Kakkar, P., Madhan, B., & Shanmugam, G. (2014). Extraction and characterization of keratin from bovine

hoof:A potential material for biomedical applications.Springerplus.doi: 10.1186/2193-1801-3-596

Muyonga, J.H., Cole, C.G.B., & Duodu, K.G. (2004). Fourier transform infrared (FTIR) spectroscopic study

of acid soluble collagen and gelatin from skins and bones of young and adult Nile perch (Lates niloticus). Food Chemistry, 86(3), 325-332.

Ottenhof, M.A., & Farhat, I. A. (2004). The effect of gluten on the retrogradation of wheat starch. Journal of Cereal Science, 40(3), 269-274

Pollution Control Department. (2017). Thailand Waste Management Situation Report 2016.

Retrieved, from DRAWER056/GENERAL/

DATA0000/00000689.PDF [2017, 9 June.] (in Thai)

Ran, J., Hu, J., Chen, L., Shen, X., & Tong, H. (2017). Preparation and characterization of gelatin/

hydroxyapatite nanocomposite for bone tissue engineering. Polymer composites, 38(8), 1579-1590.

Rhim, J. W., Wu, Y., Weller, C. L., & Schnepf, M. (1999). Physical Characteristics of a Composite Film of

Soy Protein Isolate and Propyleneglycol Alginate. Journal of Food Science, 64(1), 149-152.

Stortz, T. A., & Marangoni, A. G. (2011). Heat resistant chocolate. Trends in Food Science & Technology,

(5), 201-214.

Tongdeesoontorn, W., Mauer, L. J., Wongruong, S., Sriburi, P., & Rachtanapun, P. (2012). Mechanical

and Physical Properties of Cassava Starch-Gelatin Composite Films. International Journal of Polymeric Materials and Polymeric Biomaterials, 61(10), 778-792

Wanwaja, P., Nu-Yang, P., & Wiriya-amornchai, A. (2019). Influence of Amount of Keratin from Human

Hair with Modified Tapioca Starch. Burapha Science Journal, 24(2), 458-470.

Xu, Y.X., Kim, K.M., Hanna, M.A., & Nag, D. (2005). Chitosan–starch composite film: preparation and

characterization. Industrial Crops and Products, 21(2), 185-192.

Yoksan, R., Sane, A., Watcharaporn, A., & Watcharaporn K. (2017). Bio-based plastic from Thai economic plants. Retrieved, from 03-foods/

rungrong/ food_00.html. [2017, 9 June.] (in Thai)

Yomyat, S. (2020). What flour is used for baking?

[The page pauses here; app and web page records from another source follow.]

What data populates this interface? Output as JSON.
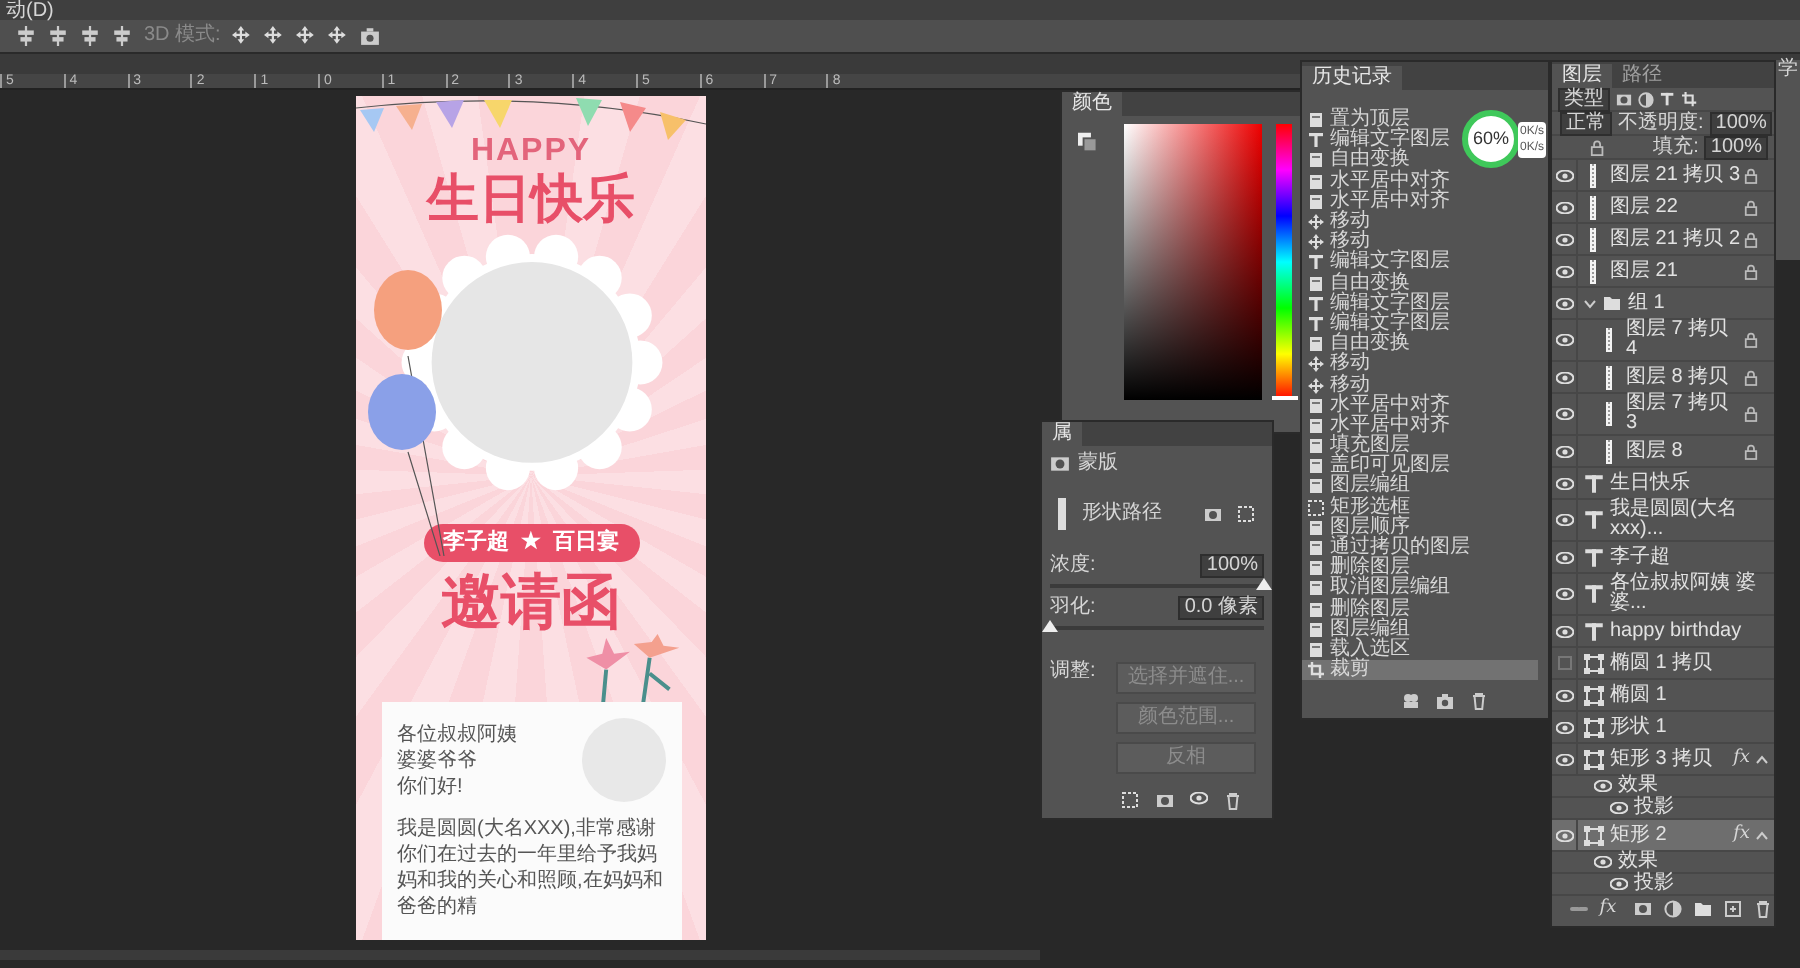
{
  "menu_bar": {
    "title": "动(D)"
  },
  "options_bar": {
    "mode_label": "3D 模式:"
  },
  "ruler": {
    "labels": [
      "5",
      "4",
      "3",
      "2",
      "1",
      "0",
      "1",
      "2",
      "3",
      "4",
      "5",
      "6",
      "7",
      "8"
    ]
  },
  "poster": {
    "happy": "HAPPY",
    "title": "生日快乐",
    "badge_name": "李子超",
    "badge_star": "★",
    "badge_event": "百日宴",
    "heading": "邀请函",
    "greeting_lines": [
      "各位叔叔阿姨",
      "婆婆爷爷",
      "你们好!"
    ],
    "body": "我是圆圆(大名XXX),非常感谢你们在过去的一年里给予我妈妈和我的关心和照顾,在妈妈和爸爸的精"
  },
  "color_panel": {
    "title": "颜色",
    "hue_slider": {
      "level": 0
    }
  },
  "properties_panel": {
    "title": "属",
    "section": "蒙版",
    "path_label": "形状路径",
    "density": {
      "label": "浓度:",
      "value": "100%",
      "level": 1
    },
    "feather": {
      "label": "羽化:",
      "value": "0.0 像素",
      "level": 0
    },
    "adjust_label": "调整:",
    "buttons": [
      {
        "label": "选择并遮住...",
        "disabled": true
      },
      {
        "label": "颜色范围...",
        "disabled": true
      },
      {
        "label": "反相",
        "disabled": true
      }
    ]
  },
  "history_panel": {
    "title": "历史记录",
    "items": [
      {
        "label": "置为顶层",
        "kind": "doc",
        "selected": false
      },
      {
        "label": "编辑文字图层",
        "kind": "text",
        "selected": false
      },
      {
        "label": "自由变换",
        "kind": "doc",
        "selected": false
      },
      {
        "label": "水平居中对齐",
        "kind": "doc",
        "selected": false
      },
      {
        "label": "水平居中对齐",
        "kind": "doc",
        "selected": false
      },
      {
        "label": "移动",
        "kind": "move",
        "selected": false
      },
      {
        "label": "移动",
        "kind": "move",
        "selected": false
      },
      {
        "label": "编辑文字图层",
        "kind": "text",
        "selected": false
      },
      {
        "label": "自由变换",
        "kind": "doc",
        "selected": false
      },
      {
        "label": "编辑文字图层",
        "kind": "text",
        "selected": false
      },
      {
        "label": "编辑文字图层",
        "kind": "text",
        "selected": false
      },
      {
        "label": "自由变换",
        "kind": "doc",
        "selected": false
      },
      {
        "label": "移动",
        "kind": "move",
        "selected": false
      },
      {
        "label": "移动",
        "kind": "move",
        "selected": false
      },
      {
        "label": "水平居中对齐",
        "kind": "doc",
        "selected": false
      },
      {
        "label": "水平居中对齐",
        "kind": "doc",
        "selected": false
      },
      {
        "label": "填充图层",
        "kind": "doc",
        "selected": false
      },
      {
        "label": "盖印可见图层",
        "kind": "doc",
        "selected": false
      },
      {
        "label": "图层编组",
        "kind": "doc",
        "selected": false
      },
      {
        "label": "矩形选框",
        "kind": "marquee",
        "selected": false
      },
      {
        "label": "图层顺序",
        "kind": "doc",
        "selected": false
      },
      {
        "label": "通过拷贝的图层",
        "kind": "doc",
        "selected": false
      },
      {
        "label": "删除图层",
        "kind": "doc",
        "selected": false
      },
      {
        "label": "取消图层编组",
        "kind": "doc",
        "selected": false
      },
      {
        "label": "删除图层",
        "kind": "doc",
        "selected": false
      },
      {
        "label": "图层编组",
        "kind": "doc",
        "selected": false
      },
      {
        "label": "载入选区",
        "kind": "doc",
        "selected": false
      },
      {
        "label": "裁剪",
        "kind": "crop",
        "selected": true
      }
    ]
  },
  "speed_widget": {
    "percent": "60%",
    "upload": "0K/s",
    "download": "0K/s"
  },
  "layers_panel": {
    "tabs": [
      {
        "label": "图层",
        "selected": true
      },
      {
        "label": "路径",
        "selected": false
      }
    ],
    "filter": "类型",
    "blend_mode": "正常",
    "opacity_label": "不透明度:",
    "opacity": "100%",
    "fill_label": "填充:",
    "fill": "100%",
    "footer_fx": "fx",
    "layers": [
      {
        "name": "图层 21 拷贝 3",
        "kind": "pixel",
        "visible": true,
        "locked": true,
        "selected": false
      },
      {
        "name": "图层 22",
        "kind": "pixel",
        "visible": true,
        "locked": true,
        "selected": false
      },
      {
        "name": "图层 21 拷贝 2",
        "kind": "pixel",
        "visible": true,
        "locked": true,
        "selected": false
      },
      {
        "name": "图层 21",
        "kind": "pixel",
        "visible": true,
        "locked": true,
        "selected": false
      },
      {
        "name": "组 1",
        "kind": "group",
        "visible": true,
        "locked": false,
        "selected": false,
        "expanded": true,
        "children": [
          {
            "name": "图层 7 拷贝 4",
            "kind": "pixel",
            "visible": true,
            "locked": true,
            "selected": false
          },
          {
            "name": "图层 8 拷贝",
            "kind": "pixel",
            "visible": true,
            "locked": true,
            "selected": false
          },
          {
            "name": "图层 7 拷贝 3",
            "kind": "pixel",
            "visible": true,
            "locked": true,
            "selected": false
          },
          {
            "name": "图层 8",
            "kind": "pixel",
            "visible": true,
            "locked": true,
            "selected": false
          }
        ]
      },
      {
        "name": "生日快乐",
        "kind": "text",
        "visible": true,
        "locked": false,
        "selected": false
      },
      {
        "name": "我是圆圆(大名xxx)...",
        "kind": "text",
        "visible": true,
        "locked": false,
        "selected": false
      },
      {
        "name": "李子超",
        "kind": "text",
        "visible": true,
        "locked": false,
        "selected": false
      },
      {
        "name": "各位叔叔阿姨 婆婆...",
        "kind": "text",
        "visible": true,
        "locked": false,
        "selected": false
      },
      {
        "name": "happy birthday",
        "kind": "text",
        "visible": true,
        "locked": false,
        "selected": false
      },
      {
        "name": "椭圆 1 拷贝",
        "kind": "shape",
        "visible": false,
        "locked": false,
        "selected": false
      },
      {
        "name": "椭圆 1",
        "kind": "shape",
        "visible": true,
        "locked": false,
        "selected": false
      },
      {
        "name": "形状 1",
        "kind": "shape",
        "visible": true,
        "locked": false,
        "selected": false
      },
      {
        "name": "矩形 3 拷贝",
        "kind": "shape",
        "visible": true,
        "locked": false,
        "selected": false,
        "fx": "fx",
        "expanded": true,
        "children": [
          {
            "name": "效果",
            "kind": "effects",
            "visible": true,
            "locked": false,
            "selected": false
          },
          {
            "name": "投影",
            "kind": "effect",
            "visible": true,
            "locked": false,
            "selected": false
          }
        ]
      },
      {
        "name": "矩形 2",
        "kind": "shape",
        "visible": true,
        "locked": false,
        "selected": true,
        "fx": "fx",
        "expanded": true,
        "children": [
          {
            "name": "效果",
            "kind": "effects",
            "visible": true,
            "locked": false,
            "selected": false
          },
          {
            "name": "投影",
            "kind": "effect",
            "visible": true,
            "locked": false,
            "selected": false
          }
        ]
      }
    ]
  },
  "learn_panel": {
    "tab": "学"
  }
}
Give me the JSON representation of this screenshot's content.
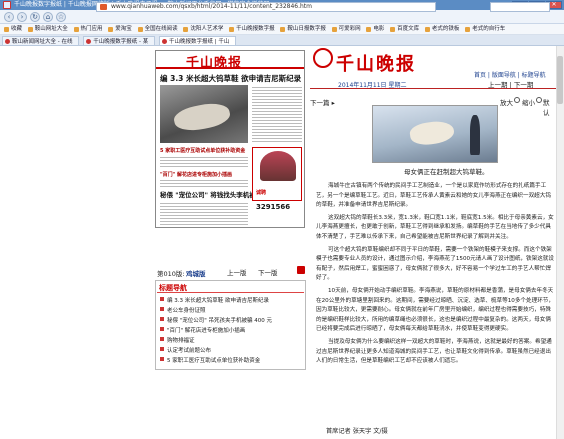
{
  "window": {
    "title": "千山晚报数字报纸 | 千山晚报网络版 | 千山晚报电子报 — 鞍山新闻平台千华网 - 猎豹安全浏览器",
    "controls": [
      "─",
      "□",
      "✕"
    ]
  },
  "nav": {
    "back": "‹",
    "forward": "›",
    "refresh": "↻",
    "home": "⌂",
    "star": "☆",
    "url": "www.qianhuaweb.com/qsxb/html/2014-11/11/content_232846.htm"
  },
  "favorites": [
    "收藏",
    "鞍山网址大全",
    "热门应用",
    "爱淘宝",
    "全国在线阅读",
    "沈阳人艺术学",
    "千山晚报数字报",
    "鞍山日报数字报",
    "可爱彩网",
    "电影",
    "百度文库",
    "老式的铁板",
    "老式的自行车"
  ],
  "tabs": [
    {
      "label": "鞍山新闻网址大全 - 在线",
      "active": false
    },
    {
      "label": "千山晚报数字报纸 - 某",
      "active": false
    },
    {
      "label": "千山晚报数字报纸 | 千山",
      "active": true
    }
  ],
  "paper": {
    "logo": "千山晚报",
    "headline": "编 3.3 米长超大钨草鞋 欲申请吉尼斯纪录",
    "sub1": "5 家职工医疗互助试点单位获补助资金",
    "sub2": "\"百门\" 解花店进专柜施加小插画",
    "big_headline": "秘偎 \"宠位公司\" 将钱找头李机被骗 400 元",
    "ad_title": "诚聘",
    "ad_phone": "3291566"
  },
  "section": {
    "label": "第010版:",
    "name": "鸡城版",
    "prev": "上一版",
    "next": "下一版"
  },
  "headlines": {
    "title": "标题导航",
    "items": [
      "编 3.3 米长超大钨草鞋 欲申请吉尼斯纪录",
      "老公车身份证照",
      "秘偎 \"宠位公司\" 吊死孩夹手机被骗 400 元",
      "\"百门\" 解花店进专柜施加小插画",
      "购物排福证",
      "认定考试前题公布",
      "5 家职工医疗互助试点单位获补助资金"
    ]
  },
  "right": {
    "logo": "千山晚报",
    "top_links": "首页 | 版面导航 | 标题导航",
    "date": "2014年11月11日 星期二",
    "prev_article": "上一期",
    "next_article_top": "下一期",
    "next_article": "下一篇 ▸",
    "font_label": "放大 ◎ 缩小 ◎ 默认 ◎",
    "font_options": [
      "放大",
      "缩小",
      "默认"
    ],
    "font_selected": "默认",
    "photo_caption": "母女俩正在赶制超大钨草鞋。"
  },
  "article": {
    "paragraphs": [
      "海城牛庄古镇有两个传统的民间手工艺制造业，一个是以家庭作坊形式存在的扎纸篇手工艺，另一个是编草鞋工艺。近日，草鞋工艺传承人黄素云和她的女儿李海燕正在编织一双超大钨的草鞋，并准备申请世界吉尼斯纪录。",
      "这双超大钨的草鞋长3.3米，宽1.3米，鞋口宽1.1米，鞋底宽1.5米。相比于母亲黄素云，女儿李海燕更擅长，也更敢于创新，草鞋工艺得到继承和发扬。编草鞋的手艺在当地传了多少代具体不清楚了，手艺难以传承下来，自己希望能被吉尼斯世界纪录了解到并关注。",
      "可这个超大钨的草鞋编织却不同于平日的草鞋，需要一个铁架的鞋模子来支撑。而这个铁架模子也需要专业人员的设计，通过图示介绍，李海燕花了1500元请人画了设计图纸，铁架这就设有配子，然后用焊工，蜜蜜困惑了，母女俩就了很多大，好不容易一个学过车工的手艺人帮忙焊好了。",
      "10天前，母女俩开始动手编织草鞋。李海燕说，草鞋的原材料都是香蒲，是母女俩去年冬天在20公里外的草塘里割回来的。这期间，需要经过晾晒、沉淀、选草、梳草等10多个处理环节，因为草鞋比较大，更需要耐心。母女俩就在前年厂房里开始编织，编织过程也得需要技巧，特殊的是编织鞋样比较大，所用的编草绳也必须很长，这也是编织过程中最复杂的。这两天，母女俩已经将要完成后进行晾晒了，母女俩每天都给草鞋浇水，并使草鞋变得更硬实。",
      "当提及母女俩为什么要编织这样一双超大的草鞋时，李海燕说，这就是最好的答案。希望通过吉尼斯世界纪录让更多人知道海城的民间手工艺，也让草鞋文化得到传承。草鞋虽然已经退出人们的日常生活，但是草鞋编织工艺却不应该被人们遗忘。"
    ],
    "byline": "首席记者 张天宇 文/摄"
  }
}
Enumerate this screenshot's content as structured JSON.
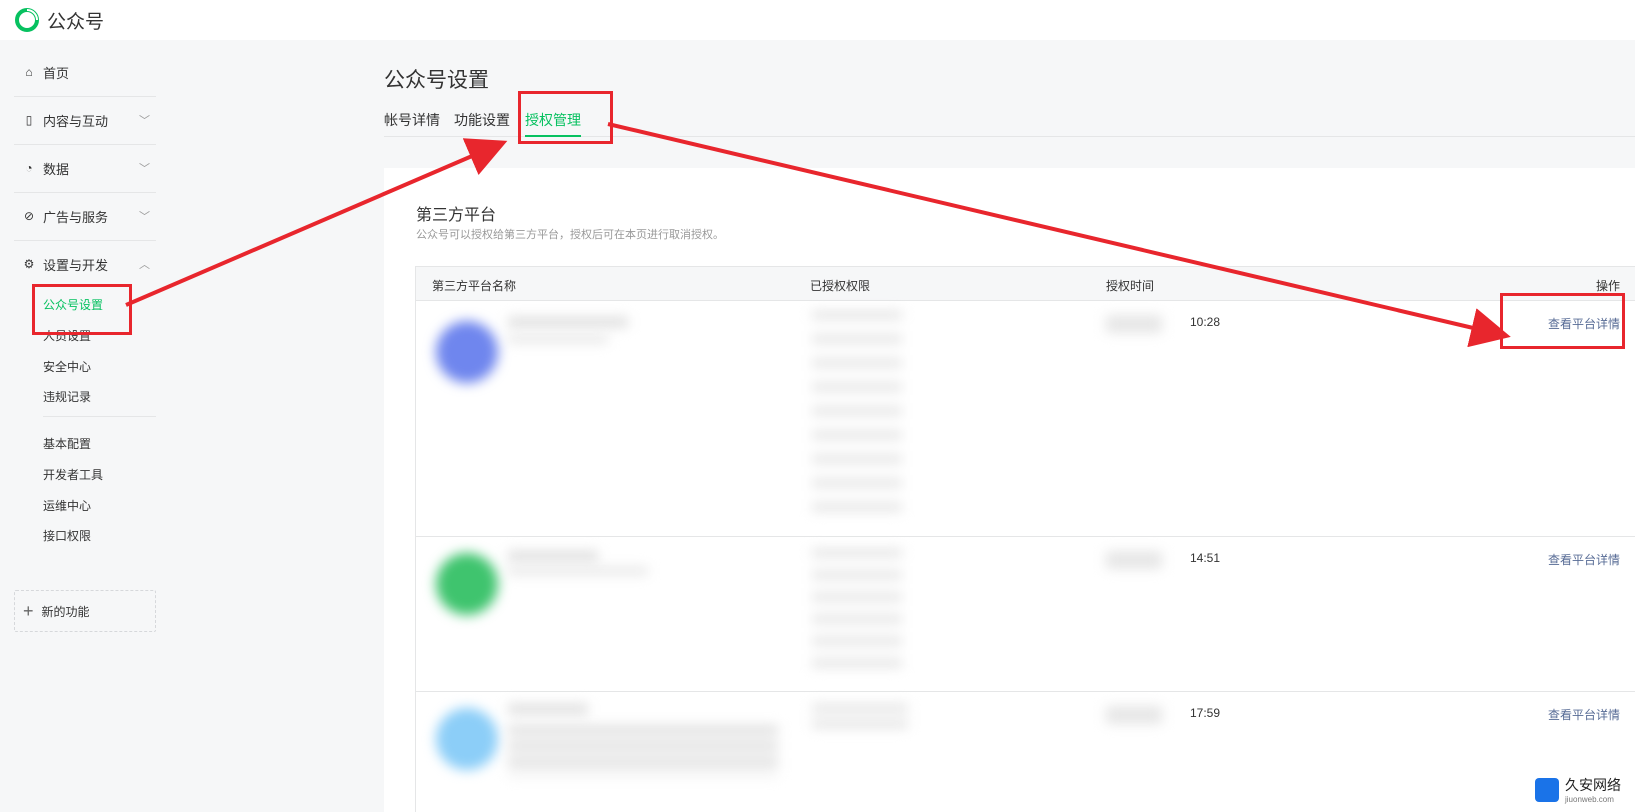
{
  "app": {
    "brand": "公众号"
  },
  "sidebar": {
    "home": "首页",
    "content": "内容与互动",
    "data": "数据",
    "ads": "广告与服务",
    "settings": "设置与开发",
    "settings_sub": [
      "公众号设置",
      "人员设置",
      "安全中心",
      "违规记录"
    ],
    "dev_sub": [
      "基本配置",
      "开发者工具",
      "运维中心",
      "接口权限"
    ],
    "new_feature": "新的功能"
  },
  "main": {
    "title": "公众号设置",
    "tabs": [
      "帐号详情",
      "功能设置",
      "授权管理"
    ],
    "active_tab": "授权管理",
    "section_title": "第三方平台",
    "section_desc": "公众号可以授权给第三方平台，授权后可在本页进行取消授权。",
    "table": {
      "headers": [
        "第三方平台名称",
        "已授权权限",
        "授权时间",
        "操作"
      ],
      "rows": [
        {
          "time": "10:28",
          "action": "查看平台详情"
        },
        {
          "time": "14:51",
          "action": "查看平台详情"
        },
        {
          "time": "17:59",
          "action": "查看平台详情"
        }
      ]
    }
  },
  "watermark": {
    "name": "久安网络",
    "domain": "jiuonweb.com"
  },
  "colors": {
    "accent": "#07c160",
    "link": "#576b95",
    "annotation": "#e8262d"
  }
}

Retrieved, from http://

, 24 November.] (in Thai)

Zaher, K., Kolli, E.M., Riahi, F., & Doufnoune, R.(2009). Preparation and Characterization of Hydrocolloid

Biopolymer-Based Films for.International Journal of Polymeric Materials and Polymeric Biomaterials, 58(12), 665-680.

Zhang, N., Liu, H., Yu, L., Liu, X., Zhang, L., Chen, L., & Shanks, R. (2013). Developing gelatin-starch

blends for use as capsule materials. Carbohydrate Polymers, 92(1), 455-461.





บทความวิจัย (Research Article)